The authors of the study found that scalar fields can actually exist around binary black holes. Furthermore, they can form themselves in certain patterns in the same way that electron fields arrange themselves in molecules. So the scalar field behavior in that scenario mimics the way electrons behave in diatom molecules, hence the nickname “gravitational molecule”.
Why care about scalar schools? First, we don’t understand the nature of dark matter or dark energy, and maybe both dark energy and dark matter can be made up of one or more scalar fields), just like electrons are made up of electronic magnetic fields.
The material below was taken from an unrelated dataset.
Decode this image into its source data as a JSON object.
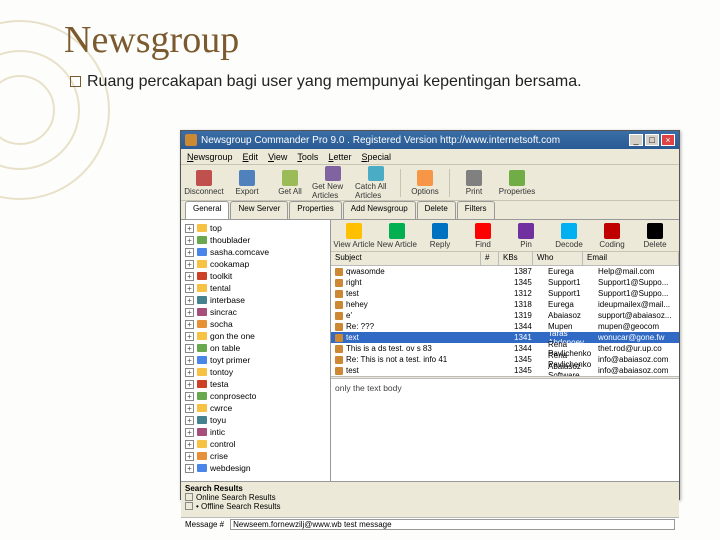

If dark matter is actually composed of some kind of scalar field, this result means that dark matter would exist in a very strange state around binary black holes – dark particles. Hidden would have to exist in very specific orbits, like electrons that are in atoms. But a binary black hole doesn’t last forever; they emit gravitational radiation and eventually collide and coalesce into a single black hole. These dark matter scalar fields will influence any gravitational waves emitted in such collisions, because they will filter, deflect, and reshape any waves that pass through regions of dark matter density increases. This means that we can detect this dark matter with sufficient sensitivity in existing gravitational wave detectors.
In summary: We could soon confirm the existence of gravitational molecules, and thereby open a door into the hidden darkness of our universe.
Originally published on Live Science.